── EXTRACTED DATA
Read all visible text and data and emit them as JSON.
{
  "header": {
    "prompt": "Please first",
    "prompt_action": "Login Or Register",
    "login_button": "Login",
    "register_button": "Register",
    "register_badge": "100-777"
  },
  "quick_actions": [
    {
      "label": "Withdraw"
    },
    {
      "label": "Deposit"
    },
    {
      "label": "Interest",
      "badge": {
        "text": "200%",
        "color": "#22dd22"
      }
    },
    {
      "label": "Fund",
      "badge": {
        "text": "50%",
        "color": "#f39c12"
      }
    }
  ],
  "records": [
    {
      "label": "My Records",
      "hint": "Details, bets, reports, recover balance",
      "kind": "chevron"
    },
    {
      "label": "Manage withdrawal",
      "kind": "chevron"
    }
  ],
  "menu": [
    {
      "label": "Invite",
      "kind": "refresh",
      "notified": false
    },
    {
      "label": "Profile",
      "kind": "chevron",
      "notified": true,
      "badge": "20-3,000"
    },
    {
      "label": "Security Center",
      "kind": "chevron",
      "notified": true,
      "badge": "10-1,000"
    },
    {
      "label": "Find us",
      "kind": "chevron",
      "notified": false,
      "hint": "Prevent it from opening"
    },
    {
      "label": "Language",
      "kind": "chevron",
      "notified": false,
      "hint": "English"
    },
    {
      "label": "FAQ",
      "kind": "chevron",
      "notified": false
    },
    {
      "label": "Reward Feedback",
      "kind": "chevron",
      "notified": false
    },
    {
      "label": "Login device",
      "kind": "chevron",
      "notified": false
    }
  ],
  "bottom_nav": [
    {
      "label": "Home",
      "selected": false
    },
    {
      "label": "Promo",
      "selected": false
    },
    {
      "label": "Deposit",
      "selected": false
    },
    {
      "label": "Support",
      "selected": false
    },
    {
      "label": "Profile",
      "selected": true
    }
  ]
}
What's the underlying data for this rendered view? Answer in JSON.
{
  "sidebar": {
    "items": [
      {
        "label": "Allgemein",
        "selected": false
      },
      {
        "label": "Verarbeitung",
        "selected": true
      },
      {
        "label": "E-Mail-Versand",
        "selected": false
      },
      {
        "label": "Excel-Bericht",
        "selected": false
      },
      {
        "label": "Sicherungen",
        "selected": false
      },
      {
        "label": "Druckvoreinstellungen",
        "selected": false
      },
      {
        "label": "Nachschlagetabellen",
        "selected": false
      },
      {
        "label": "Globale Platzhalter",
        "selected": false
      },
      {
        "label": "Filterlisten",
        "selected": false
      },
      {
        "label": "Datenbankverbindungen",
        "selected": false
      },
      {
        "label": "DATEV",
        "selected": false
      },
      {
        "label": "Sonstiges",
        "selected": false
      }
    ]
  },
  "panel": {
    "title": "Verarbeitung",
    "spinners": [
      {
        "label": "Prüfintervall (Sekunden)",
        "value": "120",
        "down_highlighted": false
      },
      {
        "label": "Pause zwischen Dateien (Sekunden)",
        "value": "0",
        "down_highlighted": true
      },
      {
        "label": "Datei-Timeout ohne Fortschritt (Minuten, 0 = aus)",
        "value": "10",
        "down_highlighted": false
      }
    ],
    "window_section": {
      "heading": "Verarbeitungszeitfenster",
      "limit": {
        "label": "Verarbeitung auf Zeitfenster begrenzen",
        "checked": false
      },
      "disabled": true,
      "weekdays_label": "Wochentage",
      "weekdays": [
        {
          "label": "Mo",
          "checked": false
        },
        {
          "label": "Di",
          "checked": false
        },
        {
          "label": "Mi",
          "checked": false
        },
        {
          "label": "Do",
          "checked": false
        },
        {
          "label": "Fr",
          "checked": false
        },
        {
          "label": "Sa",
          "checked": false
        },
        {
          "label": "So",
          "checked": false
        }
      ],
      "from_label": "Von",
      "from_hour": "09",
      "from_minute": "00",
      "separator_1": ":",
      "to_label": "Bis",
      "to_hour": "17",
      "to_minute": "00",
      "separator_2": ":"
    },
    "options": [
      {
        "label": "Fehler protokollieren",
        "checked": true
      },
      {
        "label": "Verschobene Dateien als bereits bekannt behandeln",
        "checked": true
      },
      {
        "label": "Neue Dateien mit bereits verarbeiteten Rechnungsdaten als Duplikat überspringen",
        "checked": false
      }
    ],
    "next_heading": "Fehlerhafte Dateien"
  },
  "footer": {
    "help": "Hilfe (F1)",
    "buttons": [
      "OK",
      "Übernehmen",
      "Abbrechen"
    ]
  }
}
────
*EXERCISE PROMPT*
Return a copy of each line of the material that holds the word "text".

*EXPECTED OUTPUT*
Read all visible text and data and emit them as JSON.
        "text": "200%",
        "text": "50%",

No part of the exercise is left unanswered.